==== EXERCISE DATA

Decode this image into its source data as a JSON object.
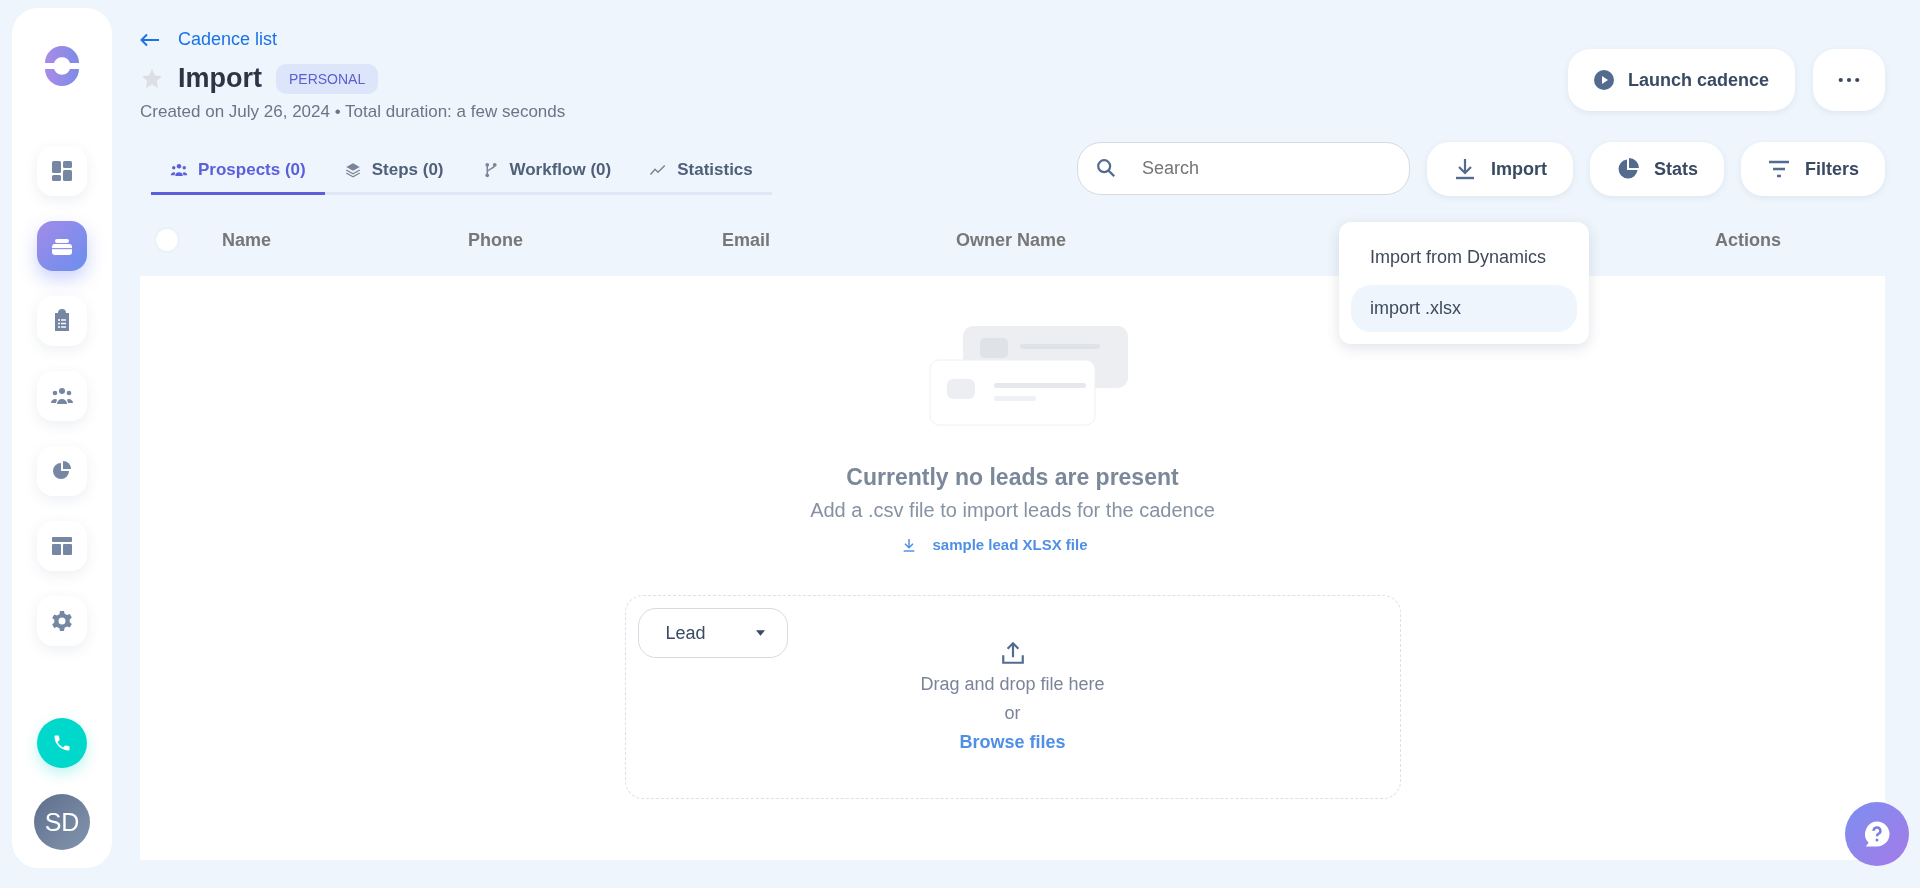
{
  "sidebar": {
    "items": [
      {
        "kind": "dashboard",
        "selected": false
      },
      {
        "kind": "cadence",
        "selected": true
      },
      {
        "kind": "tasks",
        "selected": false
      },
      {
        "kind": "people",
        "selected": false
      },
      {
        "kind": "pie",
        "selected": false
      },
      {
        "kind": "layout",
        "selected": false
      },
      {
        "kind": "settings",
        "selected": false
      }
    ],
    "avatar": "SD"
  },
  "back_link": "Cadence list",
  "title": {
    "text": "Import",
    "starred": false,
    "badge": "PERSONAL"
  },
  "subtitle": "Created on July 26, 2024 • Total duration: a few seconds",
  "header_buttons": [
    "Launch cadence"
  ],
  "tabs": [
    {
      "label": "Prospects (0)",
      "kind": "people",
      "selected": true
    },
    {
      "label": "Steps (0)",
      "kind": "layers",
      "selected": false
    },
    {
      "label": "Workflow (0)",
      "kind": "branch",
      "selected": false
    },
    {
      "label": "Statistics",
      "kind": "trend",
      "selected": false
    }
  ],
  "search": {
    "placeholder": "Search"
  },
  "toolbar": [
    {
      "label": "Import",
      "kind": "download"
    },
    {
      "label": "Stats",
      "kind": "pie"
    },
    {
      "label": "Filters",
      "kind": "filter"
    }
  ],
  "table": {
    "select_all": {
      "checked": false
    },
    "columns": [
      "Name",
      "Phone",
      "Email",
      "Owner Name",
      "Actions"
    ]
  },
  "import_menu": {
    "items": [
      {
        "label": "Import from Dynamics",
        "selected": false
      },
      {
        "label": "import .xlsx",
        "selected": true
      }
    ]
  },
  "empty_state": {
    "heading": "Currently no leads are present",
    "text": "Add a .csv file to import leads for the cadence",
    "sample_link": "sample lead XLSX file"
  },
  "dropzone": {
    "type_select": "Lead",
    "text": "Drag and drop file here",
    "or": "or",
    "browse": "Browse files"
  }
}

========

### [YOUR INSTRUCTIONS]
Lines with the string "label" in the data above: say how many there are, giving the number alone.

### [EXERCISE SOLUTION]
9